|International Classification||C10M169/06, C10M159/18, C10M135/14|
|Cooperative Classification||C10M2207/121, C10N2240/60, C10M2217/045, C10M2207/141, C10M2207/106, C10M2207/2626, C10N2240/66, C10N2240/30, C10M2205/18, C10M2223/065, C10N2210/06, C10N2240/54, C10M2201/041, C10M2219/0445, C10M2207/2613, C10M2207/1245, C10N2240/56, C10N2240/58, C10M2207/206, C10M2203/10, C10M135/14, C10M2201/1036, C10M2219/0466, C10M2207/186, C10M2207/1265, C10N2240/00, C10M2207/20, C10M2207/1415, C10M2201/0416, C10M2219/0413, C10M2201/105, C10M2207/246, C10M2207/1206, C10M2227/09, C10M159/18, C10N2210/07, C10M2207/123, C10M2207/166, C10N2240/02, C10M2219/062, C10N2240/52, C10M2207/1285, C10M2207/1225, C10M2207/1406, C10M169/06, C10M2217/044, C10N2240/22, C10M2207/122, C10M2207/22, C10M2219/006, C10M2201/103, C10N2210/00, C10M2201/0426, C10N2210/03, C10N2240/50, C10M2207/129, C10M2219/044, C10M2201/087, C10N2210/01, C10N2210/02, C10N2210/08, C10M2207/125, C10M2207/16, C10N2210/04|

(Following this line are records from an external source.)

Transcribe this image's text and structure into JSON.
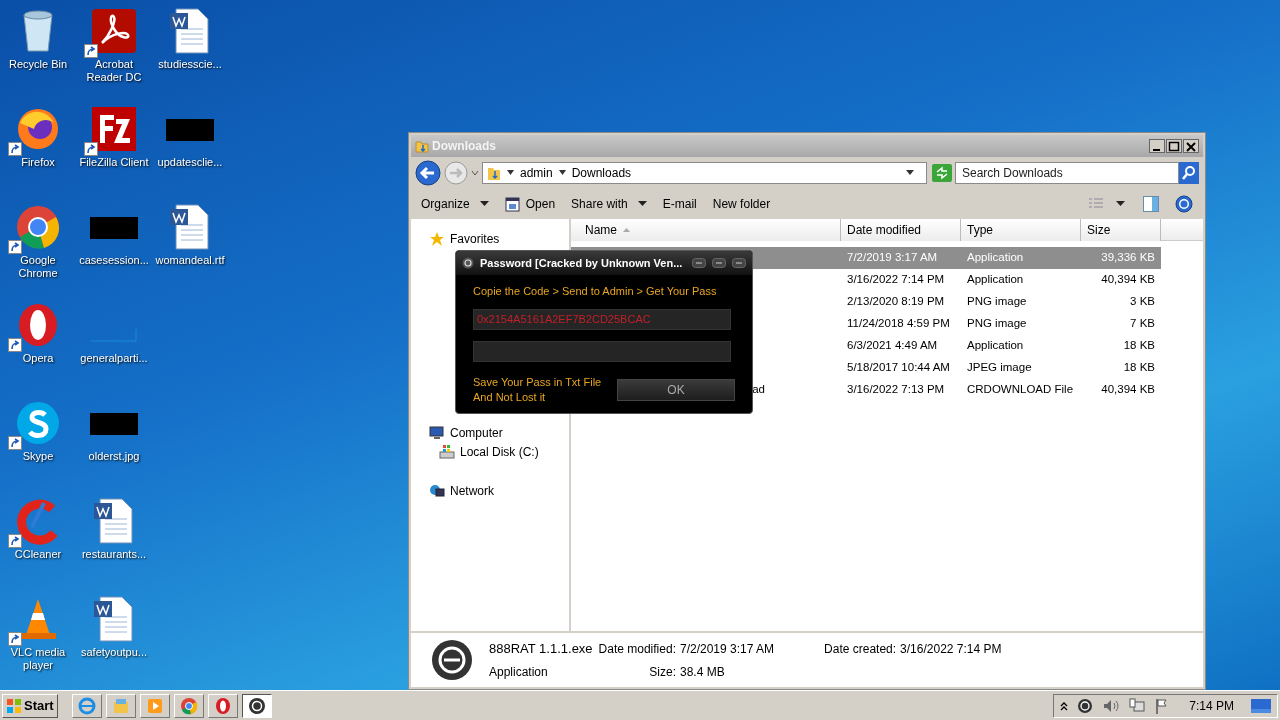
{
  "desktop": {
    "columns": [
      [
        {
          "label": "Recycle Bin",
          "kind": "recycle",
          "shortcut": false
        },
        {
          "label": "Firefox",
          "kind": "firefox",
          "shortcut": true
        },
        {
          "label": "Google Chrome",
          "kind": "chrome",
          "shortcut": true
        },
        {
          "label": "Opera",
          "kind": "opera",
          "shortcut": true
        },
        {
          "label": "Skype",
          "kind": "skype",
          "shortcut": true
        },
        {
          "label": "CCleaner",
          "kind": "ccleaner",
          "shortcut": true
        },
        {
          "label": "VLC media player",
          "kind": "vlc",
          "shortcut": true
        }
      ],
      [
        {
          "label": "Acrobat Reader DC",
          "kind": "pdf",
          "shortcut": true
        },
        {
          "label": "FileZilla Client",
          "kind": "filezilla",
          "shortcut": true
        },
        {
          "label": "casesession...",
          "kind": "redacted",
          "shortcut": false
        },
        {
          "label": "generalparti...",
          "kind": "blank",
          "shortcut": false
        },
        {
          "label": "olderst.jpg",
          "kind": "redacted",
          "shortcut": false
        },
        {
          "label": "restaurants...",
          "kind": "word",
          "shortcut": false
        },
        {
          "label": "safetyoutpu...",
          "kind": "word",
          "shortcut": false
        }
      ],
      [
        {
          "label": "studiesscie...",
          "kind": "word",
          "shortcut": false
        },
        {
          "label": "updatesclie...",
          "kind": "redacted",
          "shortcut": false
        },
        {
          "label": "womandeal.rtf",
          "kind": "word",
          "shortcut": false
        }
      ]
    ]
  },
  "explorer": {
    "title": "Downloads",
    "breadcrumb": [
      "admin",
      "Downloads"
    ],
    "search": {
      "placeholder": "Search Downloads"
    },
    "toolbar": [
      {
        "label": "Organize",
        "kind": "menu"
      },
      {
        "label": "Open",
        "kind": "open"
      },
      {
        "label": "Share with",
        "kind": "menu"
      },
      {
        "label": "E-mail",
        "kind": "plain"
      },
      {
        "label": "New folder",
        "kind": "plain"
      }
    ],
    "nav": [
      {
        "label": "Favorites",
        "kind": "star"
      },
      {
        "label": "Computer",
        "kind": "computer",
        "children": [
          {
            "label": "Local Disk (C:)",
            "kind": "disk"
          }
        ]
      },
      {
        "label": "Network",
        "kind": "network"
      }
    ],
    "columns": [
      "Name",
      "Date modified",
      "Type",
      "Size"
    ],
    "rows": [
      {
        "date": "7/2/2019 3:17 AM",
        "type": "Application",
        "size": "39,336 KB",
        "selected": true
      },
      {
        "date": "3/16/2022 7:14 PM",
        "type": "Application",
        "size": "40,394 KB",
        "selected": false
      },
      {
        "date": "2/13/2020 8:19 PM",
        "type": "PNG image",
        "size": "3 KB",
        "selected": false
      },
      {
        "date": "11/24/2018 4:59 PM",
        "type": "PNG image",
        "size": "7 KB",
        "selected": false
      },
      {
        "date": "6/3/2021 4:49 AM",
        "type": "Application",
        "size": "18 KB",
        "selected": false
      },
      {
        "date": "5/18/2017 10:44 AM",
        "type": "JPEG image",
        "size": "18 KB",
        "selected": false
      },
      {
        "name": "ad",
        "date": "3/16/2022 7:13 PM",
        "type": "CRDOWNLOAD File",
        "size": "40,394 KB",
        "selected": false
      }
    ],
    "details": {
      "name": "888RAT 1.1.1.exe",
      "type": "Application",
      "fields": [
        {
          "label": "Date modified:",
          "value": "7/2/2019 3:17 AM"
        },
        {
          "label": "Date created:",
          "value": "3/16/2022 7:14 PM"
        },
        {
          "label": "Size:",
          "value": "38.4 MB"
        }
      ]
    }
  },
  "dialog": {
    "title": "Password [Cracked by Unknown Ven...",
    "instruction": "Copie the Code > Send to Admin > Get Your Pass",
    "code": "0x2154A5161A2EF7B2CD25BCAC",
    "note": [
      "Save Your Pass in Txt File",
      "And Not Lost it"
    ],
    "button": "OK"
  },
  "taskbar": {
    "start": "Start",
    "apps": [
      {
        "kind": "ie",
        "active": false
      },
      {
        "kind": "explorer",
        "active": false
      },
      {
        "kind": "media",
        "active": false
      },
      {
        "kind": "chrome",
        "active": false
      },
      {
        "kind": "opera",
        "active": false
      },
      {
        "kind": "rat",
        "active": true
      }
    ],
    "clock": "7:14 PM"
  }
}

|European Classification||C10M169/06, C10M159/18, C10M135/14|
|Oct 4, 1988||AS||Assignment|
Owner name: UNION OIL COMPANY OF CALIFORNIA, DBA UNOCAL, LOS A
Free format text: ASSIGNMENT OF ASSIGNORS INTEREST.;ASSIGNORS:DUMDUM, JOSEFINA M.;MENDELSON, LEAH T.;PILLING, RICHARDL.;REEL/FRAME:004949/0350
Effective date: 19881004
Owner name: UNION OIL COMPANY OF CALIFORNIA, DBA UNOCAL, LOS A
Free format text: ASSIGNMENT OF ASSIGNORS INTEREST;ASSIGNORS:DUMDUM, JOSEFINA M.;MENDELSON, LEAH T.;PILLING, RICHARD L.;REEL/FRAME:004949/0350
Effective date: 19881004
|Sep 7, 1993||FPAY||Fee payment|
Year of fee payment: 4
|Oct 6, 1995||AS||Assignment|
Owner name: ENTEK CORPORATION, CALIFORNIA
Free format text: ASSIGNMENT OF ASSIGNORS INTEREST;ASSIGNOR:UNION OIL COMPANY OF CALIFORNIA, DBA UNOCAL;REEL/FRAME:007662/0389
Effective date: 19950428
|Feb 12, 1998||REMI||Maintenance fee reminder mailed|
|Mar 15, 1998||LAPS||Lapse for failure to pay maintenance fees|
|May 26, 1998||FP||Expired due to failure to pay maintenance fee|
Effective date: 19980318